Last weekend I upgraded my computer. It was five years old and still going strong, but when I heard my brother was upgrading his machine I offered him £150 for his old parts because they were better than what I had.
For the geeks among you, I had a Q6600 on an Abit IP35 motherboard with 2GB of RAM. Yes, 2GB of RAM. I came to the conclusion that after trying many different sticks in as many different combinations my motherboard must have been faulty, because it just would not accept more memory. But it didn’t really matter, because I managed just fine for over 5 years and I use big programs like Lightroom (of course) and occasionally edit video.
People make a big fuss about how much memory they have in their computers, and tend to grossly overstate their requirements. I think most of them do so to convince themselves that the nice shiny new Mac or PC they have their eye on is a justified purchase. I’ve been around computers for such a long time that I don’t buy into all the latest high spec gear any more, much like a race car driver wouldn’t be obsessed with owning a high performance car for the road. As long as it comfortably does the job, anything beyond that is a bit of a waste.

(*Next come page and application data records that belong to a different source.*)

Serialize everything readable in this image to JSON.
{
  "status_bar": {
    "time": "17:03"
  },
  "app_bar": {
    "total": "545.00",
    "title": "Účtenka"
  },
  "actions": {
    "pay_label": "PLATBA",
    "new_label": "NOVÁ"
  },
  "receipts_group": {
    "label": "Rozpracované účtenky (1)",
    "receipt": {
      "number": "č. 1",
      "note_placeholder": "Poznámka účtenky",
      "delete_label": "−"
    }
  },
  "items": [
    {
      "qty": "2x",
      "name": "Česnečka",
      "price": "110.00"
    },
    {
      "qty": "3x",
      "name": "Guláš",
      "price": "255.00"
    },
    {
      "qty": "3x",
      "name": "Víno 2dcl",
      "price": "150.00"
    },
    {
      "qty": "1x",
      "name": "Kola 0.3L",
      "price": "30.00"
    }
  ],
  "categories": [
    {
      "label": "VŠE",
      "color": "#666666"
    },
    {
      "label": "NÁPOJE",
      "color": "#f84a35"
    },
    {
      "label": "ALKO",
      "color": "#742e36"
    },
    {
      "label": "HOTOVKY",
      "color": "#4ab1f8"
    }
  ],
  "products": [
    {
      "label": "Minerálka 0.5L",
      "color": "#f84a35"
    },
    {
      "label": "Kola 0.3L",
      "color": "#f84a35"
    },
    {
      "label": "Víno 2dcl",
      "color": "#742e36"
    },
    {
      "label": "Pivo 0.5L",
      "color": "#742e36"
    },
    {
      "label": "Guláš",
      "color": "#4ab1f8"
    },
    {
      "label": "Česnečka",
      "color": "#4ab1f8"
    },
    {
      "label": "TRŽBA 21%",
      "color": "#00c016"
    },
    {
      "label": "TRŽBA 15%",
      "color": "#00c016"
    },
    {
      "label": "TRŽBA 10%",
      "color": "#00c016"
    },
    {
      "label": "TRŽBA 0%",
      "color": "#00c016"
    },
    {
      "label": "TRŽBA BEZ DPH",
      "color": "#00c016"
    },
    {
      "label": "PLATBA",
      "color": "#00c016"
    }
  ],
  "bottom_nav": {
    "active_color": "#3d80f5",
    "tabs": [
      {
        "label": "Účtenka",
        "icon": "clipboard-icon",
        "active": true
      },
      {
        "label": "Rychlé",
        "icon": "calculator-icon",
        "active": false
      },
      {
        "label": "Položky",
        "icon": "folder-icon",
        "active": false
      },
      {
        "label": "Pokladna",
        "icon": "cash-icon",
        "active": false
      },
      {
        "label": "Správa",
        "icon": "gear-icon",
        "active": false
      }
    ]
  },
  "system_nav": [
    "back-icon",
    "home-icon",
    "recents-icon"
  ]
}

My new setup is fairly modest – a last-generation Core i3 processor and 12GB of RAM. I didn’t even look what brand the motherboard was, let alone what model. Going from 2GB to 12GB is a bit of a leap – I’ve got more RAM than I know what to do with now. I’ve been playing with Windows 8 over the last couple of days inside a virtual machine which I allocated 4GB of memory to, just because I could. It amazes me the pace of technology sometimes – our home PCs can run two operating systems, one on top of the other, without batting an eyelid. My first computer had 1MB of RAM!
Anyway, below are some close up shots of the old motherboard. I hope to find it a new home because there is nothing wrong with it, although I don’t think I’ll get much on eBay. I have a friend who collects old parts so I’ll see if he wants it.
I still remember the day I built the computer quite clearly and the sense of relief when it powered up for the first time. Since then it’s done a lot of good work. It might be a soulless commodity, but it has some history.
And I know it’s silly, but I am a little bit sad to see it go.
These were all shot with the 17-40mm f/4 L with a couple of the Kenko tubes fitted. That lens is pretty damn sharp for a zoom.